[[ Records shown open ]]

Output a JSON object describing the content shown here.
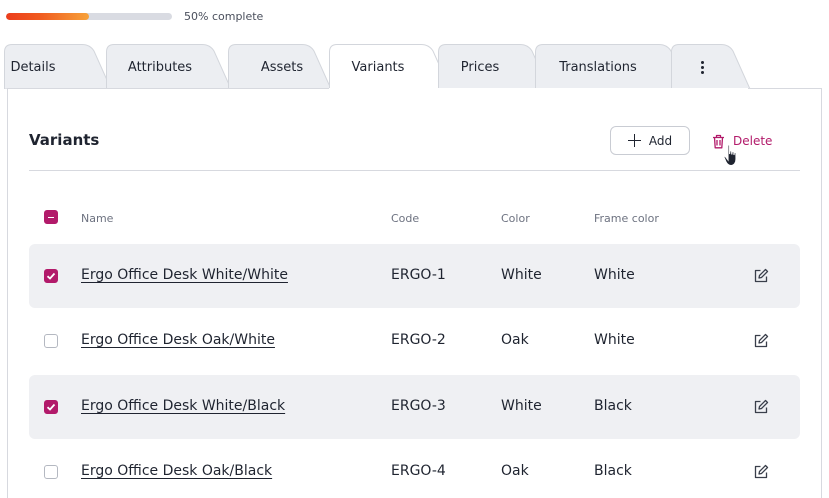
{
  "progress": {
    "value": 0.5,
    "label": "50% complete"
  },
  "tabs": [
    {
      "label": "Details",
      "active": false
    },
    {
      "label": "Attributes",
      "active": false
    },
    {
      "label": "Assets",
      "active": false
    },
    {
      "label": "Variants",
      "active": true
    },
    {
      "label": "Prices",
      "active": false
    },
    {
      "label": "Translations",
      "active": false
    },
    {
      "label": "",
      "icon": "more-vertical-icon",
      "active": false
    }
  ],
  "section": {
    "title": "Variants",
    "add_label": "Add",
    "delete_label": "Delete"
  },
  "table": {
    "columns": [
      "Name",
      "Code",
      "Color",
      "Frame color"
    ],
    "select_all_state": "indeterminate",
    "rows": [
      {
        "selected": true,
        "name": "Ergo Office Desk White/White",
        "code": "ERGO-1",
        "color": "White",
        "frame_color": "White"
      },
      {
        "selected": false,
        "name": "Ergo Office Desk Oak/White",
        "code": "ERGO-2",
        "color": "Oak",
        "frame_color": "White"
      },
      {
        "selected": true,
        "name": "Ergo Office Desk White/Black",
        "code": "ERGO-3",
        "color": "White",
        "frame_color": "Black"
      },
      {
        "selected": false,
        "name": "Ergo Office Desk Oak/Black",
        "code": "ERGO-4",
        "color": "Oak",
        "frame_color": "Black"
      }
    ]
  },
  "colors": {
    "accent": "#b21a6a",
    "progress_start": "#ec3d1c",
    "progress_end": "#f7a23a",
    "selected_row_bg": "#eff0f3",
    "tab_inactive_bg": "#eceef2"
  },
  "icons": [
    "plus-icon",
    "trash-icon",
    "edit-icon",
    "more-vertical-icon",
    "pointer-cursor-icon",
    "checkbox-checked-icon",
    "checkbox-indeterminate-icon"
  ]
}
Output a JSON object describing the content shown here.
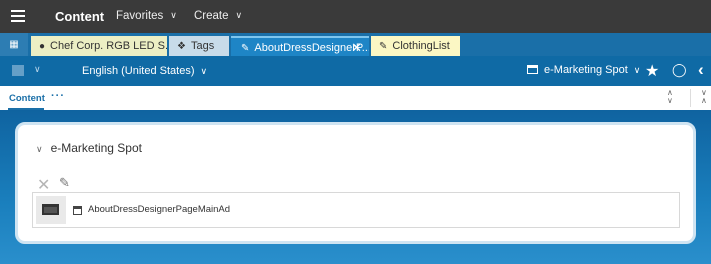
{
  "topbar": {
    "title": "Content",
    "menus": [
      {
        "label": "Favorites"
      },
      {
        "label": "Create"
      }
    ]
  },
  "tabs": [
    {
      "label": "Chef Corp. RGB LED S...",
      "icon": "globe-icon",
      "color": "#ecefc4"
    },
    {
      "label": "Tags",
      "icon": "tag-icon",
      "color": "#c8dbe9"
    },
    {
      "label": "AboutDressDesignerP...",
      "icon": "pencil-icon",
      "active": true,
      "color": "#1e85c6"
    },
    {
      "label": "ClothingList",
      "icon": "pencil-icon",
      "color": "#fbf7c4"
    }
  ],
  "toolbar": {
    "language": "English (United States)",
    "doc_type": "e-Marketing Spot"
  },
  "content_tab": {
    "label": "Content",
    "more": "···"
  },
  "section": {
    "title": "e-Marketing Spot",
    "item": {
      "label": "AboutDressDesignerPageMainAd",
      "icon": "marketing-spot-icon"
    }
  },
  "colors": {
    "topbar": "#3a3a3a",
    "accent": "#1a6fa8",
    "toolbar": "#0f6aa5"
  }
}
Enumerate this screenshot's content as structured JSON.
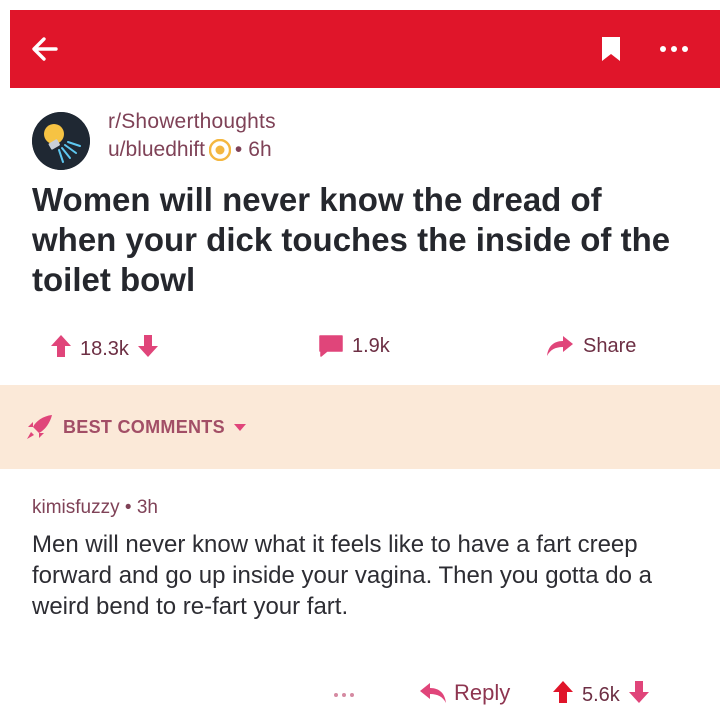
{
  "colors": {
    "header_bar": "#e0152a",
    "accent_pink": "#e0457a",
    "best_bar_bg": "#fbe9d8",
    "meta_text": "#7f4257"
  },
  "header": {
    "back_icon": "arrow-left-icon",
    "bookmark_icon": "bookmark-icon",
    "more_icon": "more-dots-icon"
  },
  "post": {
    "subreddit": "r/Showerthoughts",
    "author": "u/bluedhift",
    "separator": "•",
    "age": "6h",
    "title": "Women will never know the dread of when your dick touches the inside of the toilet bowl",
    "upvotes": "18.3k",
    "comments": "1.9k",
    "share_label": "Share"
  },
  "comments_section": {
    "sort_label": "BEST COMMENTS"
  },
  "comment": {
    "author": "kimisfuzzy",
    "separator": "•",
    "age": "3h",
    "body": "Men will never know what it feels like to have a fart creep forward and go up inside your vagina. Then you gotta do a weird bend to re-fart your fart.",
    "more_label": "...",
    "reply_label": "Reply",
    "upvotes": "5.6k"
  }
}
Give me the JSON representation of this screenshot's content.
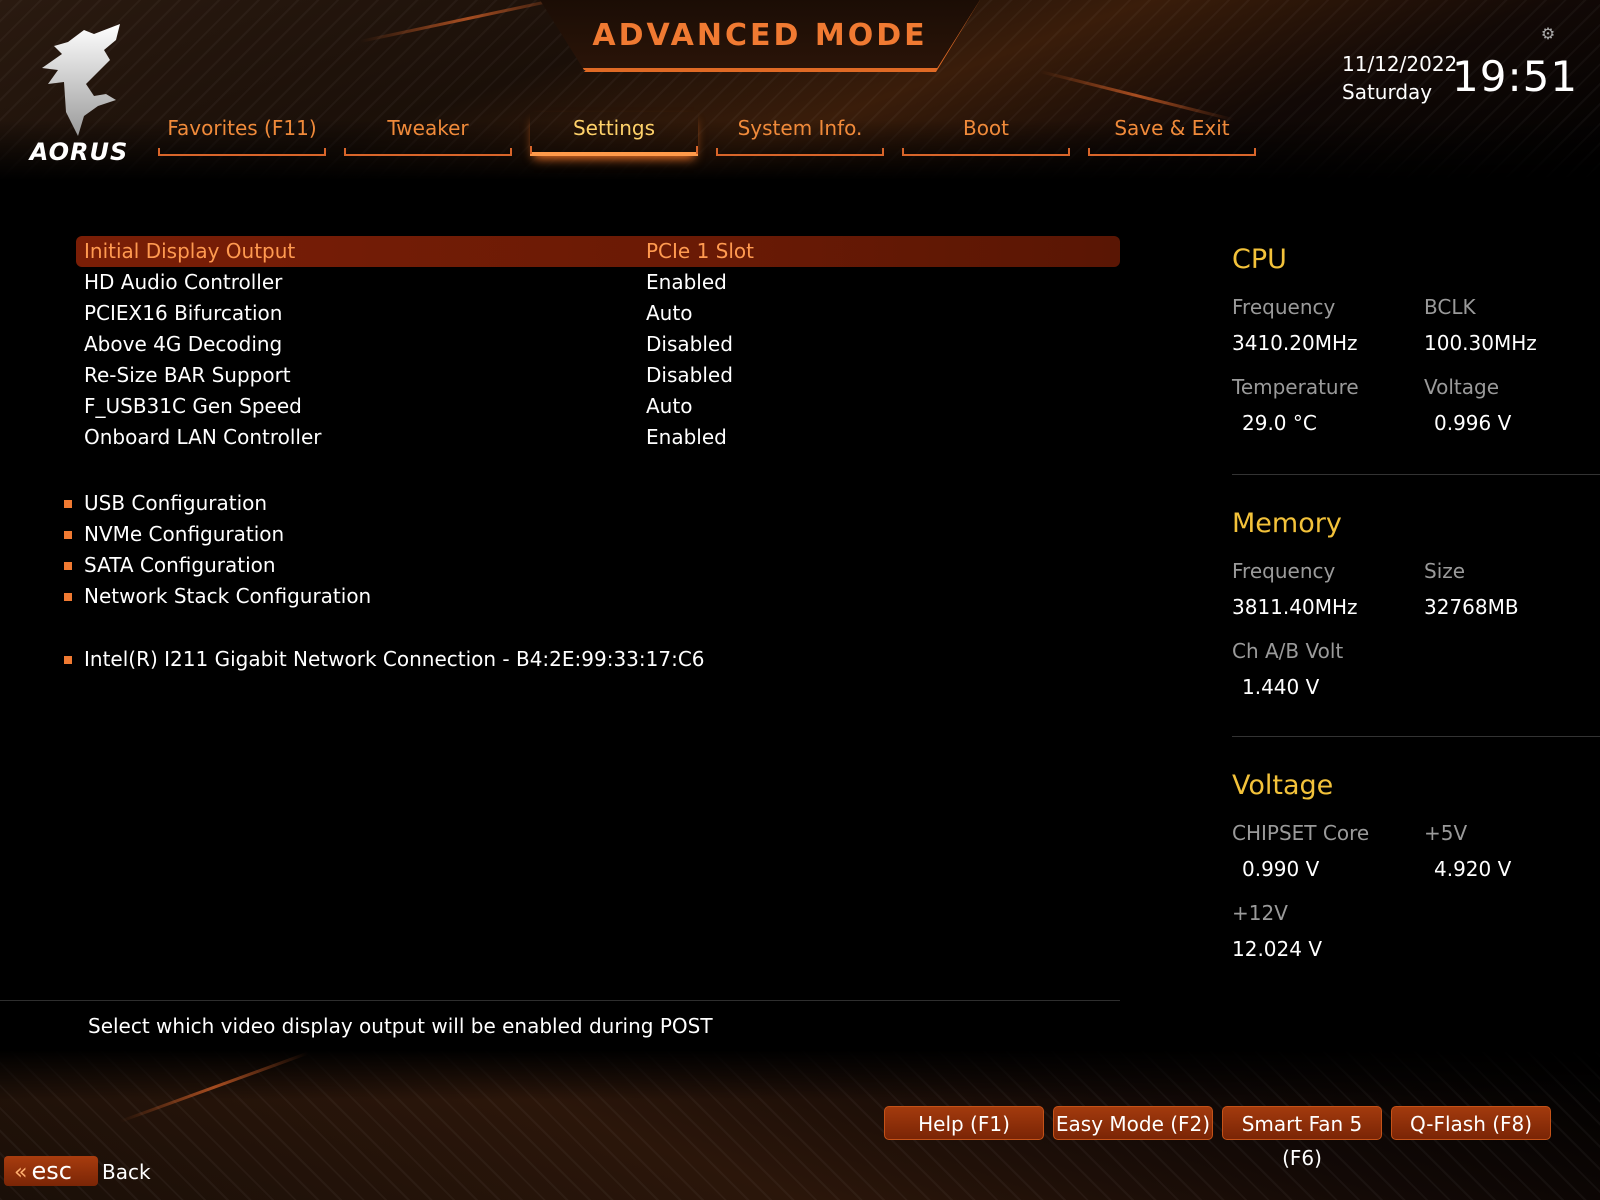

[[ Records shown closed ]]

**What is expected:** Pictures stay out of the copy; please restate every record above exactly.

**Output for this task:**
Output a JSON object describing the content shown here.
{
  "progress": {
    "value": 0.5,
    "label": "50% complete"
  },
  "tabs": [
    {
      "label": "Details",
      "active": false
    },
    {
      "label": "Attributes",
      "active": false
    },
    {
      "label": "Assets",
      "active": false
    },
    {
      "label": "Variants",
      "active": true
    },
    {
      "label": "Prices",
      "active": false
    },
    {
      "label": "Translations",
      "active": false
    },
    {
      "label": "",
      "icon": "more-vertical-icon",
      "active": false
    }
  ],
  "section": {
    "title": "Variants",
    "add_label": "Add",
    "delete_label": "Delete"
  },
  "table": {
    "columns": [
      "Name",
      "Code",
      "Color",
      "Frame color"
    ],
    "select_all_state": "indeterminate",
    "rows": [
      {
        "selected": true,
        "name": "Ergo Office Desk White/White",
        "code": "ERGO-1",
        "color": "White",
        "frame_color": "White"
      },
      {
        "selected": false,
        "name": "Ergo Office Desk Oak/White",
        "code": "ERGO-2",
        "color": "Oak",
        "frame_color": "White"
      },
      {
        "selected": true,
        "name": "Ergo Office Desk White/Black",
        "code": "ERGO-3",
        "color": "White",
        "frame_color": "Black"
      },
      {
        "selected": false,
        "name": "Ergo Office Desk Oak/Black",
        "code": "ERGO-4",
        "color": "Oak",
        "frame_color": "Black"
      }
    ]
  },
  "colors": {
    "accent": "#b21a6a",
    "progress_start": "#ec3d1c",
    "progress_end": "#f7a23a",
    "selected_row_bg": "#eff0f3",
    "tab_inactive_bg": "#eceef2"
  },
  "icons": [
    "plus-icon",
    "trash-icon",
    "edit-icon",
    "more-vertical-icon",
    "pointer-cursor-icon",
    "checkbox-checked-icon",
    "checkbox-indeterminate-icon"
  ]
}
Output a JSON object describing the content shown here.
{
  "topbar": {
    "title": "Content",
    "menus": [
      {
        "label": "Favorites"
      },
      {
        "label": "Create"
      }
    ]
  },
  "tabs": [
    {
      "label": "Chef Corp. RGB LED S...",
      "icon": "globe-icon",
      "color": "#ecefc4"
    },
    {
      "label": "Tags",
      "icon": "tag-icon",
      "color": "#c8dbe9"
    },
    {
      "label": "AboutDressDesignerP...",
      "icon": "pencil-icon",
      "active": true,
      "color": "#1e85c6"
    },
    {
      "label": "ClothingList",
      "icon": "pencil-icon",
      "color": "#fbf7c4"
    }
  ],
  "toolbar": {
    "language": "English (United States)",
    "doc_type": "e-Marketing Spot"
  },
  "content_tab": {
    "label": "Content",
    "more": "···"
  },
  "section": {
    "title": "e-Marketing Spot",
    "item": {
      "label": "AboutDressDesignerPageMainAd",
      "icon": "marketing-spot-icon"
    }
  },
  "colors": {
    "topbar": "#3a3a3a",
    "accent": "#1a6fa8",
    "toolbar": "#0f6aa5"
  }
}
Enumerate this screenshot's content as structured JSON.
{
  "colors": {
    "header_bar": "#e0152a",
    "accent_pink": "#e0457a",
    "best_bar_bg": "#fbe9d8",
    "meta_text": "#7f4257"
  },
  "header": {
    "back_icon": "arrow-left-icon",
    "bookmark_icon": "bookmark-icon",
    "more_icon": "more-dots-icon"
  },
  "post": {
    "subreddit": "r/Showerthoughts",
    "author": "u/bluedhift",
    "separator": "•",
    "age": "6h",
    "title": "Women will never know the dread of when your dick touches the inside of the toilet bowl",
    "upvotes": "18.3k",
    "comments": "1.9k",
    "share_label": "Share"
  },
  "comments_section": {
    "sort_label": "BEST COMMENTS"
  },
  "comment": {
    "author": "kimisfuzzy",
    "separator": "•",
    "age": "3h",
    "body": "Men will never know what it feels like to have a fart creep forward and go up inside your vagina. Then you gotta do a weird bend to re-fart your fart.",
    "more_label": "...",
    "reply_label": "Reply",
    "upvotes": "5.6k"
  }
}
Give me the JSON representation of this screenshot's content.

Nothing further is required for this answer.